Task instructions
Run through the records and show each line that includes the string "image".

--- Given data Enclosed Below ---

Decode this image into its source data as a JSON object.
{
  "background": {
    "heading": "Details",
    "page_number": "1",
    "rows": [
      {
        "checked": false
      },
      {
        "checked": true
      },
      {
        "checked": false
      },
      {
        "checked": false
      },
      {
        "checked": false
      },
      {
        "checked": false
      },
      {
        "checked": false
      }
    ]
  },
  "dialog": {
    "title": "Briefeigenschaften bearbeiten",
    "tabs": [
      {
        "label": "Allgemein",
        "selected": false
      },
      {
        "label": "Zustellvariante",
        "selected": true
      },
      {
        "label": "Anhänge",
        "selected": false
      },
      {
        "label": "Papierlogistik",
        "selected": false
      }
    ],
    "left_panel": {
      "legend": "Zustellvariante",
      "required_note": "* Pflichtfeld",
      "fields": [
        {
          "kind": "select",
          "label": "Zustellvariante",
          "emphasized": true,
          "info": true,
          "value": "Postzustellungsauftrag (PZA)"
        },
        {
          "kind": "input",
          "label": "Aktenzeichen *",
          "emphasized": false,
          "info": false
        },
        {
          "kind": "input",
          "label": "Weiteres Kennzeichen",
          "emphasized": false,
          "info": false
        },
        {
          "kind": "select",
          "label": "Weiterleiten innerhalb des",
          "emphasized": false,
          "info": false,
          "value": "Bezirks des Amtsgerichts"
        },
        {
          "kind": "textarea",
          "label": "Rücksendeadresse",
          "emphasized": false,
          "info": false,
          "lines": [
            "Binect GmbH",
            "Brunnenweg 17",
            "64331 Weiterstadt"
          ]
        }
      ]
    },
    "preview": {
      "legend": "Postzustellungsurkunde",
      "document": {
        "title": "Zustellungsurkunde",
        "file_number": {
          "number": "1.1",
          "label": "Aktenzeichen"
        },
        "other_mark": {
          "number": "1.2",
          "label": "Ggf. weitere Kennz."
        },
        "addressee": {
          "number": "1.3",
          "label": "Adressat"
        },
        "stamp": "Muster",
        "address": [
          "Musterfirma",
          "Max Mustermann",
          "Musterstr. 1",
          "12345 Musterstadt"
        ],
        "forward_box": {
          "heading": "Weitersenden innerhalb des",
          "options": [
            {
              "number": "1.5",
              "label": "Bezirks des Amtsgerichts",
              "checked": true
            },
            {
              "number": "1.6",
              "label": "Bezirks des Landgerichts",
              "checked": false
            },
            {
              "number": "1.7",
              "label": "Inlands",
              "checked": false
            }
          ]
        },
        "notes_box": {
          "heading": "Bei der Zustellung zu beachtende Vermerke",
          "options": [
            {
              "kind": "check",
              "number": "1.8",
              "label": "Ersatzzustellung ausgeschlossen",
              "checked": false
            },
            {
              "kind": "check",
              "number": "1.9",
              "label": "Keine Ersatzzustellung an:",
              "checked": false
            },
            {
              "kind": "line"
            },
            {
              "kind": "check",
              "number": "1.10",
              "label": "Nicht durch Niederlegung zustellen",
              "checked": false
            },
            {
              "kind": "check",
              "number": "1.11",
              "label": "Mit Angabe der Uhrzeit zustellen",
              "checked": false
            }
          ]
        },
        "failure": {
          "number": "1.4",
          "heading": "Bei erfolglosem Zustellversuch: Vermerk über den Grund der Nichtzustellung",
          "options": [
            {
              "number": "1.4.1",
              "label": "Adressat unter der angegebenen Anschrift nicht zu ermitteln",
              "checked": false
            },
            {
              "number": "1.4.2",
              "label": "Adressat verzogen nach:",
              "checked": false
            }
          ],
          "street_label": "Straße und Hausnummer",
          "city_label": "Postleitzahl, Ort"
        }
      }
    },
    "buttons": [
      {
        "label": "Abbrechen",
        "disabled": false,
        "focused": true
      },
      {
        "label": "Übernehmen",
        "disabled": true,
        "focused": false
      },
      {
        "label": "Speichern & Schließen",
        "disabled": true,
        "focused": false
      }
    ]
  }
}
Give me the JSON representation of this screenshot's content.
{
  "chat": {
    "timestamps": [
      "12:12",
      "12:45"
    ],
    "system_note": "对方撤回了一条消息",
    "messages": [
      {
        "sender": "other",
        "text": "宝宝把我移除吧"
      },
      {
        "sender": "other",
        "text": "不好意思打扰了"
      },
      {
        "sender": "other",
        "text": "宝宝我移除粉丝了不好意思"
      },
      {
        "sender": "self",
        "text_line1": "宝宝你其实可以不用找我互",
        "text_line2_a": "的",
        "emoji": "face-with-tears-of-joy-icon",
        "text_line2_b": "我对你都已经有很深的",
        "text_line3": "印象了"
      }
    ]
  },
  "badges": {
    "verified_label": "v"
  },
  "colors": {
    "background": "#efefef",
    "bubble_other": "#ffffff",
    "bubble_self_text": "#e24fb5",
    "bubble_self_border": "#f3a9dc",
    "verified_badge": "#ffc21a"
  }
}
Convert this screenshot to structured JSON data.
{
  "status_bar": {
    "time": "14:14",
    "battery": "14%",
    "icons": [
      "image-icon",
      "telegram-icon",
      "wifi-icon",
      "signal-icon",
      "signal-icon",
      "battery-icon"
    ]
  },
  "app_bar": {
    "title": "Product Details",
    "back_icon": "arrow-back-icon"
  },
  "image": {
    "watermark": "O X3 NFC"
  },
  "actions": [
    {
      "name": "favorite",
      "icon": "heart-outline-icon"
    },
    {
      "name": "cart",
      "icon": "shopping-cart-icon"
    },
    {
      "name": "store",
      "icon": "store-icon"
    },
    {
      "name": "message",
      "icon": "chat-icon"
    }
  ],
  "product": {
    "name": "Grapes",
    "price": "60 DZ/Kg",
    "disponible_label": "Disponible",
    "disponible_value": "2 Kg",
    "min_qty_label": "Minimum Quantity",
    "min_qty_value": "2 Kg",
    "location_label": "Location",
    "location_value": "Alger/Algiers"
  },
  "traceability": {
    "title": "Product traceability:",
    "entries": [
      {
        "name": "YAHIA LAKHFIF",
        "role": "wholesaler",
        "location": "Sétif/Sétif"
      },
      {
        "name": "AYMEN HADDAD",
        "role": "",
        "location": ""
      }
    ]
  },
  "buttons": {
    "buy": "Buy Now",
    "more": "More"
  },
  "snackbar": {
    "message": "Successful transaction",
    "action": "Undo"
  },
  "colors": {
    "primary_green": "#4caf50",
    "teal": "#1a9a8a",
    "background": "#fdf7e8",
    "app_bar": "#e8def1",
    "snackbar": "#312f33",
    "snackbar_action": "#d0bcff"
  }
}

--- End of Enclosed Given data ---

Answer section
Decode this image into its source data as a JSON object.
      "image-icon",
  "image": {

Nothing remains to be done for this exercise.